If you want to edit your pattern in a vector graphics program (e.g. Adobe Illustrator or Inkscape) use this option.

The SVG has been formatted to load correctly in these programs.

Download Image as JPEG or PNG

You can download a large image of your pattern in JPEG or PNG formats. You can use these anywhere you normally use a photo. E.g. a wallpaper for your phone or computer. a banner image for social media. A leaflet for your curtain cleaning company.

You choose any height or width you like, but note very large sizes can take a while to convert from SVG to Raster.

If your pattern has a transparent background, make sure you choose to export it as PNG. Otherwise your background will default to white.

Download Tile as JPEG or PNG

There are lots of programs that need a single tile of your pattern in JPEG or PNG format. e.g. Spreadsheet programs like Excel or Numbers.

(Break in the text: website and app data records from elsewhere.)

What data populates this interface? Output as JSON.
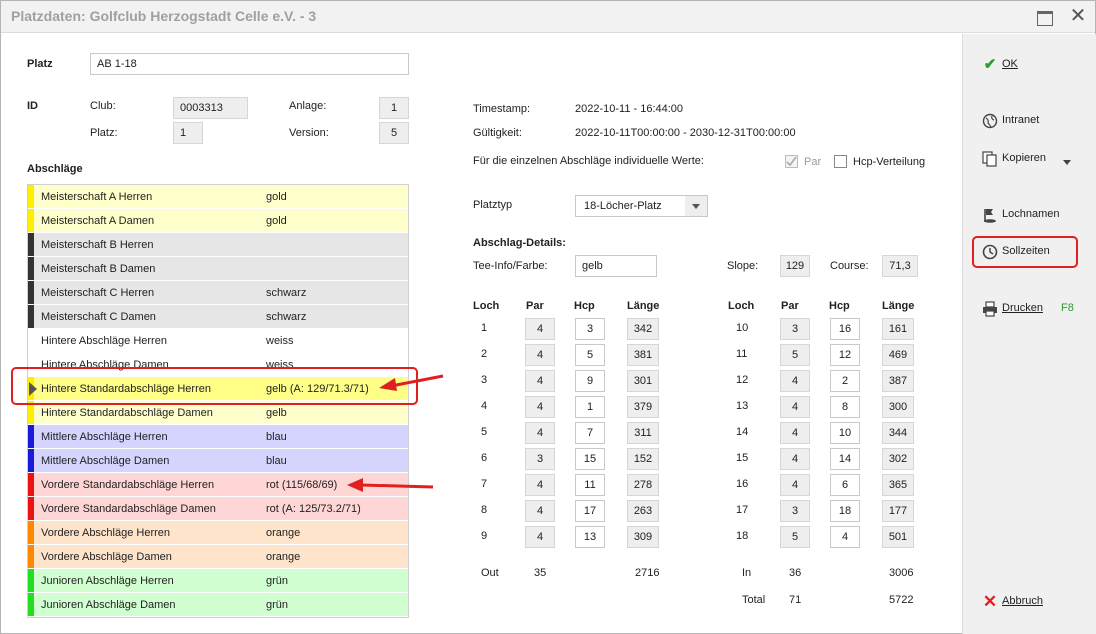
{
  "window": {
    "title": "Platzdaten: Golfclub Herzogstadt Celle e.V. - 3"
  },
  "platz": {
    "label": "Platz",
    "value": "AB 1-18"
  },
  "id_section": {
    "label": "ID",
    "club_label": "Club:",
    "club_value": "0003313",
    "anlage_label": "Anlage:",
    "anlage_value": "1",
    "platz_label": "Platz:",
    "platz_value": "1",
    "version_label": "Version:",
    "version_value": "5"
  },
  "abschlaege": {
    "heading": "Abschläge",
    "rows": [
      {
        "name": "Meisterschaft A Herren",
        "color": "gold",
        "bg": "#ffffcc",
        "stripe": "#ffee00"
      },
      {
        "name": "Meisterschaft A Damen",
        "color": "gold",
        "bg": "#ffffcc",
        "stripe": "#ffee00"
      },
      {
        "name": "Meisterschaft B Herren",
        "color": "",
        "bg": "#e6e6e6",
        "stripe": "#333333"
      },
      {
        "name": "Meisterschaft B Damen",
        "color": "",
        "bg": "#e6e6e6",
        "stripe": "#333333"
      },
      {
        "name": "Meisterschaft C Herren",
        "color": "schwarz",
        "bg": "#e6e6e6",
        "stripe": "#333333"
      },
      {
        "name": "Meisterschaft C Damen",
        "color": "schwarz",
        "bg": "#e6e6e6",
        "stripe": "#333333"
      },
      {
        "name": "Hintere Abschläge Herren",
        "color": "weiss",
        "bg": "#ffffff",
        "stripe": "#ffffff"
      },
      {
        "name": "Hintere Abschläge Damen",
        "color": "weiss",
        "bg": "#ffffff",
        "stripe": "#ffffff"
      },
      {
        "name": "Hintere Standardabschläge Herren",
        "color": "gelb (A: 129/71.3/71)",
        "bg": "#ffff88",
        "stripe": "#ffee00"
      },
      {
        "name": "Hintere Standardabschläge Damen",
        "color": "gelb",
        "bg": "#ffffcc",
        "stripe": "#ffee00"
      },
      {
        "name": "Mittlere Abschläge Herren",
        "color": "blau",
        "bg": "#d4d4ff",
        "stripe": "#1a1adb"
      },
      {
        "name": "Mittlere Abschläge Damen",
        "color": "blau",
        "bg": "#d4d4ff",
        "stripe": "#1a1adb"
      },
      {
        "name": "Vordere Standardabschläge Herren",
        "color": "rot (115/68/69)",
        "bg": "#ffd6d6",
        "stripe": "#ee1111"
      },
      {
        "name": "Vordere Standardabschläge Damen",
        "color": "rot (A: 125/73.2/71)",
        "bg": "#ffd6d6",
        "stripe": "#ee1111"
      },
      {
        "name": "Vordere Abschläge Herren",
        "color": "orange",
        "bg": "#ffe4cc",
        "stripe": "#ff8800"
      },
      {
        "name": "Vordere Abschläge Damen",
        "color": "orange",
        "bg": "#ffe4cc",
        "stripe": "#ff8800"
      },
      {
        "name": "Junioren Abschläge Herren",
        "color": "grün",
        "bg": "#d2ffd2",
        "stripe": "#22dd22"
      },
      {
        "name": "Junioren Abschläge Damen",
        "color": "grün",
        "bg": "#d2ffd2",
        "stripe": "#22dd22"
      }
    ]
  },
  "meta": {
    "timestamp_label": "Timestamp:",
    "timestamp_value": "2022-10-11 - 16:44:00",
    "gueltig_label": "Gültigkeit:",
    "gueltig_value": "2022-10-11T00:00:00  - 2030-12-31T00:00:00",
    "individuell_label": "Für die einzelnen Abschläge individuelle Werte:",
    "par_label": "Par",
    "hcp_label": "Hcp-Verteilung",
    "platztyp_label": "Platztyp",
    "platztyp_value": "18-Löcher-Platz"
  },
  "details": {
    "heading": "Abschlag-Details:",
    "tee_label": "Tee-Info/Farbe:",
    "tee_value": "gelb",
    "slope_label": "Slope:",
    "slope_value": "129",
    "course_label": "Course:",
    "course_value": "71,3"
  },
  "holes": {
    "col_loch": "Loch",
    "col_par": "Par",
    "col_hcp": "Hcp",
    "col_laenge": "Länge",
    "front": [
      {
        "loch": "1",
        "par": "4",
        "hcp": "3",
        "laenge": "342"
      },
      {
        "loch": "2",
        "par": "4",
        "hcp": "5",
        "laenge": "381"
      },
      {
        "loch": "3",
        "par": "4",
        "hcp": "9",
        "laenge": "301"
      },
      {
        "loch": "4",
        "par": "4",
        "hcp": "1",
        "laenge": "379"
      },
      {
        "loch": "5",
        "par": "4",
        "hcp": "7",
        "laenge": "311"
      },
      {
        "loch": "6",
        "par": "3",
        "hcp": "15",
        "laenge": "152"
      },
      {
        "loch": "7",
        "par": "4",
        "hcp": "11",
        "laenge": "278"
      },
      {
        "loch": "8",
        "par": "4",
        "hcp": "17",
        "laenge": "263"
      },
      {
        "loch": "9",
        "par": "4",
        "hcp": "13",
        "laenge": "309"
      }
    ],
    "back": [
      {
        "loch": "10",
        "par": "3",
        "hcp": "16",
        "laenge": "161"
      },
      {
        "loch": "11",
        "par": "5",
        "hcp": "12",
        "laenge": "469"
      },
      {
        "loch": "12",
        "par": "4",
        "hcp": "2",
        "laenge": "387"
      },
      {
        "loch": "13",
        "par": "4",
        "hcp": "8",
        "laenge": "300"
      },
      {
        "loch": "14",
        "par": "4",
        "hcp": "10",
        "laenge": "344"
      },
      {
        "loch": "15",
        "par": "4",
        "hcp": "14",
        "laenge": "302"
      },
      {
        "loch": "16",
        "par": "4",
        "hcp": "6",
        "laenge": "365"
      },
      {
        "loch": "17",
        "par": "3",
        "hcp": "18",
        "laenge": "177"
      },
      {
        "loch": "18",
        "par": "5",
        "hcp": "4",
        "laenge": "501"
      }
    ],
    "out_label": "Out",
    "out_par": "35",
    "out_laenge": "2716",
    "in_label": "In",
    "in_par": "36",
    "in_laenge": "3006",
    "total_label": "Total",
    "total_par": "71",
    "total_laenge": "5722"
  },
  "sidebar": {
    "ok": "OK",
    "intranet": "Intranet",
    "kopieren": "Kopieren",
    "lochnamen": "Lochnamen",
    "sollzeiten": "Sollzeiten",
    "drucken": "Drucken",
    "drucken_key": "F8",
    "abbruch": "Abbruch"
  },
  "colors": {
    "annotation_red": "#e02020",
    "ok_green": "#2a9d2a",
    "key_green": "#2a9d2a",
    "cancel_red": "#dd2222"
  }
}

_Note — that when you download your pattern as a tile, it will lose its rotation and scale. You’ll need to rescale and orient the pattern in whatever context you’re using it in.

If you're using this tile as a repeat pattern on the web and want to keep it's rotation. You'll need to set it as the background of an element and then apply transform:rotate(45deg) to that element to achieve the same affect.

Using SVG Patterns on the Web

When using patterns as background images in your website. Use SVGs wherever possible. Here’s why:

Site Speed

Using raster (pixel based) background textures in your website can slow your site down a lot. For most patterns (like the ones generated with this tool) an SVG has a much smaller file size than a PNG or JPEG.

You can also minimise HTTP requests by inlining SVGs in your HTML

SVGs look crisp on any display.

Raster based backgrounds can look blurry on screens with a high DPI. (e.g. iPhones, and Retina Displays). SVGs look crisp regardless of the DPI of the device.

Control with CSS

SVG patterns can styled using CSS. So you can change your pattern’s attributes based on context or events. E.g. Mouseover of Click

You can even add classes, ids and data attributes, just like regular HTML elements.

Royatly Free Patterns

All the patterns are free to use by anyone anywhere you like.

But please link back to this site where appropriate, and share it generously! I’d really appreciate it.

First Published — 11 February 2020
Last Update — 12 February 2020

by John Bartlet